**WHAT THIS TASK INVOLVES:** Go through the material below and count the lines in which the word "Civil" occurs; the only output is the number.
[Start of Attachment]
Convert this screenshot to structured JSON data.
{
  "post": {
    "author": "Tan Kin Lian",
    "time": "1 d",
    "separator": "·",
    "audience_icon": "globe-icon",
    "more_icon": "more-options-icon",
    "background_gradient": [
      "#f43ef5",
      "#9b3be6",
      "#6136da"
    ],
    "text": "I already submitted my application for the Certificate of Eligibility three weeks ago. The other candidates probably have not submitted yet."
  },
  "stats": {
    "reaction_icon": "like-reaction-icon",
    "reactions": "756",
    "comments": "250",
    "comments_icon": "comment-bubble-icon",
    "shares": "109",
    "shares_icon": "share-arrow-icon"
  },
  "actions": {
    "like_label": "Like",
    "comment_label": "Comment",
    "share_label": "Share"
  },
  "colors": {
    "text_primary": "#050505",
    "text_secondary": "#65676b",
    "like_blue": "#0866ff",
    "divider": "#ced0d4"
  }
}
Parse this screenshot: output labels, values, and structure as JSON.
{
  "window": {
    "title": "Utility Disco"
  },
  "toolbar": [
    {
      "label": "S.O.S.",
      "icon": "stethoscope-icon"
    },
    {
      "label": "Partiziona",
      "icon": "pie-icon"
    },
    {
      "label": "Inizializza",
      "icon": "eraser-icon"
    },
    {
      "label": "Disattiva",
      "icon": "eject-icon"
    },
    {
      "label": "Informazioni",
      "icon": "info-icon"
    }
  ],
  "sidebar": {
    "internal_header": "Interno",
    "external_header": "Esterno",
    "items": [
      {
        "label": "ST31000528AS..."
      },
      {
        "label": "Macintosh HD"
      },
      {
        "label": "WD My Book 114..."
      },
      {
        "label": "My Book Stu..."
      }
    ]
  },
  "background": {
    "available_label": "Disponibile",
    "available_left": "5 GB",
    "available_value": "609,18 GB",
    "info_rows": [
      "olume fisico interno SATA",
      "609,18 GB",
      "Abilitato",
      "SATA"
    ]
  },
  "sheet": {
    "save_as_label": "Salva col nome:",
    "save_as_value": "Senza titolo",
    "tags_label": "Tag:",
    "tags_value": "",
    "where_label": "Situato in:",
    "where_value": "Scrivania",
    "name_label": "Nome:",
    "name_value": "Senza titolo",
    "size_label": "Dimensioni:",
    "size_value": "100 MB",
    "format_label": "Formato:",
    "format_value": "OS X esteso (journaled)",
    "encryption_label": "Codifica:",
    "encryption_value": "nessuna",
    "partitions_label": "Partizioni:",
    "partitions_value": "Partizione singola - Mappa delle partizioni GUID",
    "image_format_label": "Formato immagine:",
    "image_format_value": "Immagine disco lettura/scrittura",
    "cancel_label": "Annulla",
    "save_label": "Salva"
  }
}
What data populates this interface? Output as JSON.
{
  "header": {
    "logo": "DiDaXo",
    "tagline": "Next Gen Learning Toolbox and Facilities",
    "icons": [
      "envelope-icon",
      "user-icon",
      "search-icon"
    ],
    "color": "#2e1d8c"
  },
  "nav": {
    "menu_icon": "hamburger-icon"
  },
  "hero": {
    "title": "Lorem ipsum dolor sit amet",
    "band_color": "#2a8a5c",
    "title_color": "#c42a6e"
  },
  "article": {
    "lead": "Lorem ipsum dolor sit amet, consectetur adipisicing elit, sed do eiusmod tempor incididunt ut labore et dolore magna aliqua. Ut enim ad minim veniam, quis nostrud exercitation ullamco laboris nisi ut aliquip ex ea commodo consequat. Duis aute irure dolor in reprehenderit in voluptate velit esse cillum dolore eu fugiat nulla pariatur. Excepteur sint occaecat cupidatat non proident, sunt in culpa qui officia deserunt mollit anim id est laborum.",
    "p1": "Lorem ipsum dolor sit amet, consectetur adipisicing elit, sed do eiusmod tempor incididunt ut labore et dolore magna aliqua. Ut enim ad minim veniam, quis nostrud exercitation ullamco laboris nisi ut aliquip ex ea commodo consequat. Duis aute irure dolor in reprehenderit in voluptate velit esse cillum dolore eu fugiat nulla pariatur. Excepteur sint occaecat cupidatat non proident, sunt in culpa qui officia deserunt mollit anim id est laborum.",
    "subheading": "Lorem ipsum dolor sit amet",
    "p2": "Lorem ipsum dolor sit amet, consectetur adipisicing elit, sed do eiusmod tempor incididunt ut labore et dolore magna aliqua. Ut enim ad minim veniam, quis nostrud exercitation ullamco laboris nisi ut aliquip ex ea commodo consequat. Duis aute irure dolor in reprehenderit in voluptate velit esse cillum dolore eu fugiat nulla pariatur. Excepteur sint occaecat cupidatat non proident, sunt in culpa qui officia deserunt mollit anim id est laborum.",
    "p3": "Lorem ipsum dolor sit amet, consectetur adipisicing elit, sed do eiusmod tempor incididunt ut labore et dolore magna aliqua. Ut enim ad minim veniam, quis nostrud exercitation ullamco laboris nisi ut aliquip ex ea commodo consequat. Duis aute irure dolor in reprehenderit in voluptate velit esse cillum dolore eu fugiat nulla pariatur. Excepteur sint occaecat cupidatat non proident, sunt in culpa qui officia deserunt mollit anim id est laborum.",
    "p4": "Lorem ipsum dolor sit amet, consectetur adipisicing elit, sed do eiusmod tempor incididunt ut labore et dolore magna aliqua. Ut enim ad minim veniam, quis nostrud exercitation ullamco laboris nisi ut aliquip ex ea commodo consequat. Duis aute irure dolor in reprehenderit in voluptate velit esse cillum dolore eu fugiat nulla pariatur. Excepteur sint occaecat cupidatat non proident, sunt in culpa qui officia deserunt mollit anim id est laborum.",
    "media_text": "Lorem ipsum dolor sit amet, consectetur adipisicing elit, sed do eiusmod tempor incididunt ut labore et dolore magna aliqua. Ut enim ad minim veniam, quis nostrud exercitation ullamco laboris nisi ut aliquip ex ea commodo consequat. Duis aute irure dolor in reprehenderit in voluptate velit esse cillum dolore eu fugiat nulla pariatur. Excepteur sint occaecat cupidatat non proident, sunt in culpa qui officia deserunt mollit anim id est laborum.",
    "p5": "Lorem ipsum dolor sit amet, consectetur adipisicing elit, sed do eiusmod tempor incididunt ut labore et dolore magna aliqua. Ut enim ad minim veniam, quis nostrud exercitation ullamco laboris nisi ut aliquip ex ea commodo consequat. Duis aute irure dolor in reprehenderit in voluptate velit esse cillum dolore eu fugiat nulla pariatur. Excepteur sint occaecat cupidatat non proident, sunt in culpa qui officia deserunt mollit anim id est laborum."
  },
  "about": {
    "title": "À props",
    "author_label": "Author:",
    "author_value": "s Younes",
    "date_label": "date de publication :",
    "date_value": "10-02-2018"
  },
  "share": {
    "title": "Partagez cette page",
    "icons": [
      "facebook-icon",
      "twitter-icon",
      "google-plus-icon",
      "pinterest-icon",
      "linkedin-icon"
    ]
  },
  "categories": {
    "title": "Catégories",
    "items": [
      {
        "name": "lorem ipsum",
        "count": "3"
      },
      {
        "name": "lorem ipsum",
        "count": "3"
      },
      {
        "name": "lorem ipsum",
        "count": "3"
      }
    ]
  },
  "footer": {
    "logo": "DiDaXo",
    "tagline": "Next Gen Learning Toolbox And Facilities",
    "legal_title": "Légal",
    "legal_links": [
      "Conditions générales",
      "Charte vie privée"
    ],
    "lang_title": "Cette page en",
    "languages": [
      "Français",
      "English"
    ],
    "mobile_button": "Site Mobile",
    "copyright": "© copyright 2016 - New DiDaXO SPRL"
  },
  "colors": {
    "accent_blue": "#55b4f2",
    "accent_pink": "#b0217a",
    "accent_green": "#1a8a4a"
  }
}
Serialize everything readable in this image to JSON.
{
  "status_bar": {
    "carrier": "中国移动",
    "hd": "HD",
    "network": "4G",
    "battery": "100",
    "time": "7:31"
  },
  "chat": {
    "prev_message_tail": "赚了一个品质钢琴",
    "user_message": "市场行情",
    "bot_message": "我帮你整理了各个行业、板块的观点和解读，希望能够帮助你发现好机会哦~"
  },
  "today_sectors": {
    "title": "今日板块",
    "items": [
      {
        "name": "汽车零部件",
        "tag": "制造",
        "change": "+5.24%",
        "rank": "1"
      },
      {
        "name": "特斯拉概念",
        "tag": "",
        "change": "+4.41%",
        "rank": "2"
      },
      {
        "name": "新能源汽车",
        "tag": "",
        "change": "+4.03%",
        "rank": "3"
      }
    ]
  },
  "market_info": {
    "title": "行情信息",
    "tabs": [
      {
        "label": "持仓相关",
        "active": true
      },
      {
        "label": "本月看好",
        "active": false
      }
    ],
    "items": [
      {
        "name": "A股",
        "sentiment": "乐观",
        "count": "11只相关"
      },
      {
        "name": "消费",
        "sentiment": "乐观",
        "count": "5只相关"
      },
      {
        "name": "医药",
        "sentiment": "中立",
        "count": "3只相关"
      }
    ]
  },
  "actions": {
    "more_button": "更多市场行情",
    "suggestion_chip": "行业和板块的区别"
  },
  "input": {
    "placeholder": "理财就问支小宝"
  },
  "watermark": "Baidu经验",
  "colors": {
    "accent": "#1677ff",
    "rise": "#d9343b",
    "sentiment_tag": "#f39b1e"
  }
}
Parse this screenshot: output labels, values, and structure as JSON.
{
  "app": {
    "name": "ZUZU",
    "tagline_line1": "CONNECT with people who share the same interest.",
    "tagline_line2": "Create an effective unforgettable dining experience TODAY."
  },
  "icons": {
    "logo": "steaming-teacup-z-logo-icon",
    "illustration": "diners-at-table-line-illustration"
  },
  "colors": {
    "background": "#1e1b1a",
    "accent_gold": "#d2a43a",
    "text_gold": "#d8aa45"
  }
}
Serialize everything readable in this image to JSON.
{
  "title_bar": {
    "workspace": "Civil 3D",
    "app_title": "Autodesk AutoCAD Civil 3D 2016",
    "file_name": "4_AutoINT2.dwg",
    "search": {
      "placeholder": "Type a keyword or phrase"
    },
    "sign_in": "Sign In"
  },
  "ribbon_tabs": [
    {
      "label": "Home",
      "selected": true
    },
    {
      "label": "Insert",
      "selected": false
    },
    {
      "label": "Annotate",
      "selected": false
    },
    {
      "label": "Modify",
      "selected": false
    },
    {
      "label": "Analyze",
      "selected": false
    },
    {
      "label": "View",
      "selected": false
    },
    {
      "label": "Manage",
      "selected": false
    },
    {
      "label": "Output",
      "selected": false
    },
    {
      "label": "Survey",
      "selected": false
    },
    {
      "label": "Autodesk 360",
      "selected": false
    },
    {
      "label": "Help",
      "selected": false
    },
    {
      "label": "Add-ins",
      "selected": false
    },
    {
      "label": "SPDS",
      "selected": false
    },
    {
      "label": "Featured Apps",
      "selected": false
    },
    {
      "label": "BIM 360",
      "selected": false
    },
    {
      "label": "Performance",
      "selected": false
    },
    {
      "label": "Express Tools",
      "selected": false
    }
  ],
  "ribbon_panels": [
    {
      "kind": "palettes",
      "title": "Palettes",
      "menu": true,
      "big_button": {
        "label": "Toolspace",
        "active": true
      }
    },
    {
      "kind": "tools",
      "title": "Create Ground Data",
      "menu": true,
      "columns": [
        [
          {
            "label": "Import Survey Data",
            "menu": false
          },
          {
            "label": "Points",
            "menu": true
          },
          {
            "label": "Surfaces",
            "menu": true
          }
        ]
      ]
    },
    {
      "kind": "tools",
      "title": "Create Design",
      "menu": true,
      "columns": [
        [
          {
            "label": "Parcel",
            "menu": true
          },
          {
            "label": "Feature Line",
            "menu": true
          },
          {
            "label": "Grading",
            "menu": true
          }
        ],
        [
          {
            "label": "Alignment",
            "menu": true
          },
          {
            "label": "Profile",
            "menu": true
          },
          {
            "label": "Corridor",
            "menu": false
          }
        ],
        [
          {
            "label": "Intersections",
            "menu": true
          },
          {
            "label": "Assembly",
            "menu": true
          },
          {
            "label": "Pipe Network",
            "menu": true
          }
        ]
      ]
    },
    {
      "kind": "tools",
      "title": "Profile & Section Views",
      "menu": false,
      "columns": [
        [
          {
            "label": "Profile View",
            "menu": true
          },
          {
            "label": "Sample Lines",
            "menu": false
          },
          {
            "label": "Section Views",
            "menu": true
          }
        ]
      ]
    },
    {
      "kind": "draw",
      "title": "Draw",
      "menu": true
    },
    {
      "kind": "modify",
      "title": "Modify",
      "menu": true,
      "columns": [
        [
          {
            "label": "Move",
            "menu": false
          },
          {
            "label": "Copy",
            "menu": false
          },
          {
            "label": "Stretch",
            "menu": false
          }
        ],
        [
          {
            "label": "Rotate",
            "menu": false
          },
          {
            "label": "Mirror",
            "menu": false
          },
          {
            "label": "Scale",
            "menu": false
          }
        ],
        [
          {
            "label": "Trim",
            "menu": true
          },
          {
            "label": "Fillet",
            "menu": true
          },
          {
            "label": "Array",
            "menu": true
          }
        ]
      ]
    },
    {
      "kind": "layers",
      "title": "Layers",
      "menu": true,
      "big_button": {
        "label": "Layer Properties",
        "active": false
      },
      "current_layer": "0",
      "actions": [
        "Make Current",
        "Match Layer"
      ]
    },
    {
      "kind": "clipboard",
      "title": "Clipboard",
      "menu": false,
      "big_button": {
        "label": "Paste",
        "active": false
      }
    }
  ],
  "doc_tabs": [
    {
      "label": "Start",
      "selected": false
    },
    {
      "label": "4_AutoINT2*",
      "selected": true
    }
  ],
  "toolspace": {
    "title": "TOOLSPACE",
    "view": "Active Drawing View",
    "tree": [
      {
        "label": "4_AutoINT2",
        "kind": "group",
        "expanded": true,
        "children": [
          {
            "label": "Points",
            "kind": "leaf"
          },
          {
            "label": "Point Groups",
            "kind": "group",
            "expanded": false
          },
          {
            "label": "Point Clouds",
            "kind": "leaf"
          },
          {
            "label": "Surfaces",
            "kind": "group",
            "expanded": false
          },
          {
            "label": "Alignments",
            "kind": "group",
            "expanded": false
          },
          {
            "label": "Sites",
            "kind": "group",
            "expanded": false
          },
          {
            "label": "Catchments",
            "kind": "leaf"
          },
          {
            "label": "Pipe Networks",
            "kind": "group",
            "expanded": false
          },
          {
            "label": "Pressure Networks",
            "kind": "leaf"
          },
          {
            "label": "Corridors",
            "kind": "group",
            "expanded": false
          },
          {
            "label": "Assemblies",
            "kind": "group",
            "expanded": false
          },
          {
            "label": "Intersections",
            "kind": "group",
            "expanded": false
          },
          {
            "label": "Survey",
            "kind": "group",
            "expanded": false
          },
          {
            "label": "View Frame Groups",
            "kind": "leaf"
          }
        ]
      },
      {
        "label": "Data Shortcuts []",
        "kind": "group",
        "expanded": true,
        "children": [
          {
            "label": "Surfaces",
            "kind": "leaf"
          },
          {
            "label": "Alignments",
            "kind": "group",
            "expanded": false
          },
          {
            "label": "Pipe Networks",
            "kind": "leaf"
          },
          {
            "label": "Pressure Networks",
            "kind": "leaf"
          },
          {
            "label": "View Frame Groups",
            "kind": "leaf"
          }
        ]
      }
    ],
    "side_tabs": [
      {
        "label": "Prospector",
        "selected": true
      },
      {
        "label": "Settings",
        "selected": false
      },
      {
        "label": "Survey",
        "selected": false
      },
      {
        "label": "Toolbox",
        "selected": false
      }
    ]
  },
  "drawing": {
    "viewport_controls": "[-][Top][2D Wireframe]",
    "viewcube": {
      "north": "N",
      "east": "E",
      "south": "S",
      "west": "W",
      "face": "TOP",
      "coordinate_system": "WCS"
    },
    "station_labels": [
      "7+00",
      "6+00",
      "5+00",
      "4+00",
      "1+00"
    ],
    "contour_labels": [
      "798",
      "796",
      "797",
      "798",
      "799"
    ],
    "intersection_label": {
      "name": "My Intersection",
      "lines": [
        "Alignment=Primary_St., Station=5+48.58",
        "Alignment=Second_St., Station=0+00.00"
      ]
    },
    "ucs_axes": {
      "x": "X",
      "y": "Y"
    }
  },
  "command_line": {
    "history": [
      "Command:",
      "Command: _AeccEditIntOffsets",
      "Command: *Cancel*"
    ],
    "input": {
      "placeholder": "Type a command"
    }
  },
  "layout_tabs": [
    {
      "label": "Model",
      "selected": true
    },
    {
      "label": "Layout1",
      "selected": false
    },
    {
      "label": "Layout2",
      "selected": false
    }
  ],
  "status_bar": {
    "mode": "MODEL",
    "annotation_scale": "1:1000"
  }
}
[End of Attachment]
**OUTPUT OF THE TASK:** 2